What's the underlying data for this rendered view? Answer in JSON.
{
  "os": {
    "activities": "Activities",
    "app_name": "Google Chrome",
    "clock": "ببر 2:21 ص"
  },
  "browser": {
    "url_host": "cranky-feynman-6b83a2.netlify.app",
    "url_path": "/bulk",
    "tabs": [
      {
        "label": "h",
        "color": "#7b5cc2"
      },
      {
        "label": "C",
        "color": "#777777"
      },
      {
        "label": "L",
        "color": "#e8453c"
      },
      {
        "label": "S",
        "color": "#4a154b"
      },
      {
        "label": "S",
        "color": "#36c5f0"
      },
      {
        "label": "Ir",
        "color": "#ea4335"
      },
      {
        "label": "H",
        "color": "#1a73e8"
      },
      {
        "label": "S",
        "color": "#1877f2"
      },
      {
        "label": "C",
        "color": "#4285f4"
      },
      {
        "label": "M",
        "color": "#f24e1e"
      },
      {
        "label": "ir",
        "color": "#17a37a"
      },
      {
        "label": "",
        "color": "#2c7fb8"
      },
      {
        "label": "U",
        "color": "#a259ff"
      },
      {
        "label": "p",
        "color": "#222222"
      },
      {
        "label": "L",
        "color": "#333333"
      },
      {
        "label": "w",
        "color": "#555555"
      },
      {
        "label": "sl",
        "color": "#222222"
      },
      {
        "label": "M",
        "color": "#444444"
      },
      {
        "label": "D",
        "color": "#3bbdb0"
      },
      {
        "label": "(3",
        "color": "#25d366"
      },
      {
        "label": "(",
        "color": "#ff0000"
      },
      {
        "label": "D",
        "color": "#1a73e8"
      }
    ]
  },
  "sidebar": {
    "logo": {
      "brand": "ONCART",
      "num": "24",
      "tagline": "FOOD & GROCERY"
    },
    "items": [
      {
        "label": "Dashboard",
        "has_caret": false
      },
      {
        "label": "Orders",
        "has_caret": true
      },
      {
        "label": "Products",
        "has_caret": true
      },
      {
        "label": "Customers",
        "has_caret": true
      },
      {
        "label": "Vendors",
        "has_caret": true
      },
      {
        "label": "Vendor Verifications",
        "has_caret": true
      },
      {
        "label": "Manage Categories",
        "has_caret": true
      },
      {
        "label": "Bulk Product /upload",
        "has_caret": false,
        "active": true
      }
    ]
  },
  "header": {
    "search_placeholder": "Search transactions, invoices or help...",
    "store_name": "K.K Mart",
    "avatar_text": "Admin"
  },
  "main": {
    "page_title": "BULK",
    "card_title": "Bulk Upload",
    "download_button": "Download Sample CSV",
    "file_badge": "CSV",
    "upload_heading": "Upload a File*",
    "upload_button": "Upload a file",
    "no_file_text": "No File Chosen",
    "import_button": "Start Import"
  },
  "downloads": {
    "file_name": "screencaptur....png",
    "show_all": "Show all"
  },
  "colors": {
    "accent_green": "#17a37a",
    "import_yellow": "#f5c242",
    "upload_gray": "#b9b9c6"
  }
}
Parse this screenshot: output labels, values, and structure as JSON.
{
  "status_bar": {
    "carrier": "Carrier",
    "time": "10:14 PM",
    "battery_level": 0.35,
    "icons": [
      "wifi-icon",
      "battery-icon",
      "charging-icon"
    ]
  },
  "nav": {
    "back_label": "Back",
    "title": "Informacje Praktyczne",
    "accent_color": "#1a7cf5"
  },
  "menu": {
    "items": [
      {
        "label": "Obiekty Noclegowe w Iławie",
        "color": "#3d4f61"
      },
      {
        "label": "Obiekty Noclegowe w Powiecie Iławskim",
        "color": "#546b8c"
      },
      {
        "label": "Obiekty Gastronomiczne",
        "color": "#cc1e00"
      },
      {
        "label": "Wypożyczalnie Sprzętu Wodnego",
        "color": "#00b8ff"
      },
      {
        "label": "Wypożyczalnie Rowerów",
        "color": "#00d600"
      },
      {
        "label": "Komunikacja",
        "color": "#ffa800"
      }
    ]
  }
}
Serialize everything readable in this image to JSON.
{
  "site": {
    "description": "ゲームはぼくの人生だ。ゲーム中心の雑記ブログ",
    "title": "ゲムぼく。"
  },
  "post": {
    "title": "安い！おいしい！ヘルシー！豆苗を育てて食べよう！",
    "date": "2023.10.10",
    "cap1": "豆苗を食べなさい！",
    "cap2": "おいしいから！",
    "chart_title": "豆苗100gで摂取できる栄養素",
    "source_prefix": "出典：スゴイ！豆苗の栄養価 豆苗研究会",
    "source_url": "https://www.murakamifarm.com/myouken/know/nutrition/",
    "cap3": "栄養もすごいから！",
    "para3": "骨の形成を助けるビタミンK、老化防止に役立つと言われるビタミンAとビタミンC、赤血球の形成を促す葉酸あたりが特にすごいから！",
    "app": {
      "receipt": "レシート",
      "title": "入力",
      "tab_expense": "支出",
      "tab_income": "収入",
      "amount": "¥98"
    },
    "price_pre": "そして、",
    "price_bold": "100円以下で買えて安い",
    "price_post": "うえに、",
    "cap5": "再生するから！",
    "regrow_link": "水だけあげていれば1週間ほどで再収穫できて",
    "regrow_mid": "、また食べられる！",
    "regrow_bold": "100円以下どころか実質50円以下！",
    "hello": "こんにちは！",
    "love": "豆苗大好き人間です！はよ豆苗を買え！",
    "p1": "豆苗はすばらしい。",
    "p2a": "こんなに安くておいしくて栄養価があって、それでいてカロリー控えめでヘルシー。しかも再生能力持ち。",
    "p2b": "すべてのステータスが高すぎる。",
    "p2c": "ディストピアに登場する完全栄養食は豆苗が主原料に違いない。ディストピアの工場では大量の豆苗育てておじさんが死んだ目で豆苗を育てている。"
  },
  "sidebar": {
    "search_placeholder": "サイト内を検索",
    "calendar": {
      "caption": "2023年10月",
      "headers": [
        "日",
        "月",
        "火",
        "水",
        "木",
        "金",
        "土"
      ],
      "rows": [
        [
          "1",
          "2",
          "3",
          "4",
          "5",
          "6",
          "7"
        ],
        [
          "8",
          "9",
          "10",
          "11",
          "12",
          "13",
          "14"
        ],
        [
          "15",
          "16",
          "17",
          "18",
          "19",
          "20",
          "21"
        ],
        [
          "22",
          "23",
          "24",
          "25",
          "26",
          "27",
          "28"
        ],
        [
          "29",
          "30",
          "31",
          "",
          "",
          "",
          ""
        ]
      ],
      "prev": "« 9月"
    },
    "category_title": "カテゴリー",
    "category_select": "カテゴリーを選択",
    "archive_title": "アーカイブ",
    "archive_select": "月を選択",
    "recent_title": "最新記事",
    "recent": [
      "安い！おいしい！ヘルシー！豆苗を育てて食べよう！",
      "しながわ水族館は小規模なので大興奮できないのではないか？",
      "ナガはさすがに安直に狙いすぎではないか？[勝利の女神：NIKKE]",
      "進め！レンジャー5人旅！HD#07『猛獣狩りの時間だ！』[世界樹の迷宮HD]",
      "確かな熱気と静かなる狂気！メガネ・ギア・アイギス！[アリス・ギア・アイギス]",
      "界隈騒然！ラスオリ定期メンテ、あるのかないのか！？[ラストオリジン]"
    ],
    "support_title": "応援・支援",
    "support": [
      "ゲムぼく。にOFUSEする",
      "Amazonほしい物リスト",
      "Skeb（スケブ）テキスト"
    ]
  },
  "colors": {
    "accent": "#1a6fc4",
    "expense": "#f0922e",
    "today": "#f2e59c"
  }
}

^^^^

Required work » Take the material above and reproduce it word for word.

Response »
What's the underlying data for this rendered view? Answer in JSON.
{
  "os": {
    "activities": "Activities",
    "app_name": "Google Chrome",
    "clock": "ببر 2:21 ص"
  },
  "browser": {
    "url_host": "cranky-feynman-6b83a2.netlify.app",
    "url_path": "/bulk",
    "tabs": [
      {
        "label": "h",
        "color": "#7b5cc2"
      },
      {
        "label": "C",
        "color": "#777777"
      },
      {
        "label": "L",
        "color": "#e8453c"
      },
      {
        "label": "S",
        "color": "#4a154b"
      },
      {
        "label": "S",
        "color": "#36c5f0"
      },
      {
        "label": "Ir",
        "color": "#ea4335"
      },
      {
        "label": "H",
        "color": "#1a73e8"
      },
      {
        "label": "S",
        "color": "#1877f2"
      },
      {
        "label": "C",
        "color": "#4285f4"
      },
      {
        "label": "M",
        "color": "#f24e1e"
      },
      {
        "label": "ir",
        "color": "#17a37a"
      },
      {
        "label": "",
        "color": "#2c7fb8"
      },
      {
        "label": "U",
        "color": "#a259ff"
      },
      {
        "label": "p",
        "color": "#222222"
      },
      {
        "label": "L",
        "color": "#333333"
      },
      {
        "label": "w",
        "color": "#555555"
      },
      {
        "label": "sl",
        "color": "#222222"
      },
      {
        "label": "M",
        "color": "#444444"
      },
      {
        "label": "D",
        "color": "#3bbdb0"
      },
      {
        "label": "(3",
        "color": "#25d366"
      },
      {
        "label": "(",
        "color": "#ff0000"
      },
      {
        "label": "D",
        "color": "#1a73e8"
      }
    ]
  },
  "sidebar": {
    "logo": {
      "brand": "ONCART",
      "num": "24",
      "tagline": "FOOD & GROCERY"
    },
    "items": [
      {
        "label": "Dashboard",
        "has_caret": false
      },
      {
        "label": "Orders",
        "has_caret": true
      },
      {
        "label": "Products",
        "has_caret": true
      },
      {
        "label": "Customers",
        "has_caret": true
      },
      {
        "label": "Vendors",
        "has_caret": true
      },
      {
        "label": "Vendor Verifications",
        "has_caret": true
      },
      {
        "label": "Manage Categories",
        "has_caret": true
      },
      {
        "label": "Bulk Product /upload",
        "has_caret": false,
        "active": true
      }
    ]
  },
  "header": {
    "search_placeholder": "Search transactions, invoices or help...",
    "store_name": "K.K Mart",
    "avatar_text": "Admin"
  },
  "main": {
    "page_title": "BULK",
    "card_title": "Bulk Upload",
    "download_button": "Download Sample CSV",
    "file_badge": "CSV",
    "upload_heading": "Upload a File*",
    "upload_button": "Upload a file",
    "no_file_text": "No File Chosen",
    "import_button": "Start Import"
  },
  "downloads": {
    "file_name": "screencaptur....png",
    "show_all": "Show all"
  },
  "colors": {
    "accent_green": "#17a37a",
    "import_yellow": "#f5c242",
    "upload_gray": "#b9b9c6"
  }
}
Parse this screenshot: output labels, values, and structure as JSON.
{
  "status_bar": {
    "carrier": "Carrier",
    "time": "10:14 PM",
    "battery_level": 0.35,
    "icons": [
      "wifi-icon",
      "battery-icon",
      "charging-icon"
    ]
  },
  "nav": {
    "back_label": "Back",
    "title": "Informacje Praktyczne",
    "accent_color": "#1a7cf5"
  },
  "menu": {
    "items": [
      {
        "label": "Obiekty Noclegowe w Iławie",
        "color": "#3d4f61"
      },
      {
        "label": "Obiekty Noclegowe w Powiecie Iławskim",
        "color": "#546b8c"
      },
      {
        "label": "Obiekty Gastronomiczne",
        "color": "#cc1e00"
      },
      {
        "label": "Wypożyczalnie Sprzętu Wodnego",
        "color": "#00b8ff"
      },
      {
        "label": "Wypożyczalnie Rowerów",
        "color": "#00d600"
      },
      {
        "label": "Komunikacja",
        "color": "#ffa800"
      }
    ]
  }
}
Serialize everything readable in this image to JSON.
{
  "site": {
    "description": "ゲームはぼくの人生だ。ゲーム中心の雑記ブログ",
    "title": "ゲムぼく。"
  },
  "post": {
    "title": "安い！おいしい！ヘルシー！豆苗を育てて食べよう！",
    "date": "2023.10.10",
    "cap1": "豆苗を食べなさい！",
    "cap2": "おいしいから！",
    "chart_title": "豆苗100gで摂取できる栄養素",
    "source_prefix": "出典：スゴイ！豆苗の栄養価 豆苗研究会",
    "source_url": "https://www.murakamifarm.com/myouken/know/nutrition/",
    "cap3": "栄養もすごいから！",
    "para3": "骨の形成を助けるビタミンK、老化防止に役立つと言われるビタミンAとビタミンC、赤血球の形成を促す葉酸あたりが特にすごいから！",
    "app": {
      "receipt": "レシート",
      "title": "入力",
      "tab_expense": "支出",
      "tab_income": "収入",
      "amount": "¥98"
    },
    "price_pre": "そして、",
    "price_bold": "100円以下で買えて安い",
    "price_post": "うえに、",
    "cap5": "再生するから！",
    "regrow_link": "水だけあげていれば1週間ほどで再収穫できて",
    "regrow_mid": "、また食べられる！",
    "regrow_bold": "100円以下どころか実質50円以下！",
    "hello": "こんにちは！",
    "love": "豆苗大好き人間です！はよ豆苗を買え！",
    "p1": "豆苗はすばらしい。",
    "p2a": "こんなに安くておいしくて栄養価があって、それでいてカロリー控えめでヘルシー。しかも再生能力持ち。",
    "p2b": "すべてのステータスが高すぎる。",
    "p2c": "ディストピアに登場する完全栄養食は豆苗が主原料に違いない。ディストピアの工場では大量の豆苗育てておじさんが死んだ目で豆苗を育てている。"
  },
  "sidebar": {
    "search_placeholder": "サイト内を検索",
    "calendar": {
      "caption": "2023年10月",
      "headers": [
        "日",
        "月",
        "火",
        "水",
        "木",
        "金",
        "土"
      ],
      "rows": [
        [
          "1",
          "2",
          "3",
          "4",
          "5",
          "6",
          "7"
        ],
        [
          "8",
          "9",
          "10",
          "11",
          "12",
          "13",
          "14"
        ],
        [
          "15",
          "16",
          "17",
          "18",
          "19",
          "20",
          "21"
        ],
        [
          "22",
          "23",
          "24",
          "25",
          "26",
          "27",
          "28"
        ],
        [
          "29",
          "30",
          "31",
          "",
          "",
          "",
          ""
        ]
      ],
      "prev": "« 9月"
    },
    "category_title": "カテゴリー",
    "category_select": "カテゴリーを選択",
    "archive_title": "アーカイブ",
    "archive_select": "月を選択",
    "recent_title": "最新記事",
    "recent": [
      "安い！おいしい！ヘルシー！豆苗を育てて食べよう！",
      "しながわ水族館は小規模なので大興奮できないのではないか？",
      "ナガはさすがに安直に狙いすぎではないか？[勝利の女神：NIKKE]",
      "進め！レンジャー5人旅！HD#07『猛獣狩りの時間だ！』[世界樹の迷宮HD]",
      "確かな熱気と静かなる狂気！メガネ・ギア・アイギス！[アリス・ギア・アイギス]",
      "界隈騒然！ラスオリ定期メンテ、あるのかないのか！？[ラストオリジン]"
    ],
    "support_title": "応援・支援",
    "support": [
      "ゲムぼく。にOFUSEする",
      "Amazonほしい物リスト",
      "Skeb（スケブ）テキスト"
    ]
  },
  "colors": {
    "accent": "#1a6fc4",
    "expense": "#f0922e",
    "today": "#f2e59c"
  }
}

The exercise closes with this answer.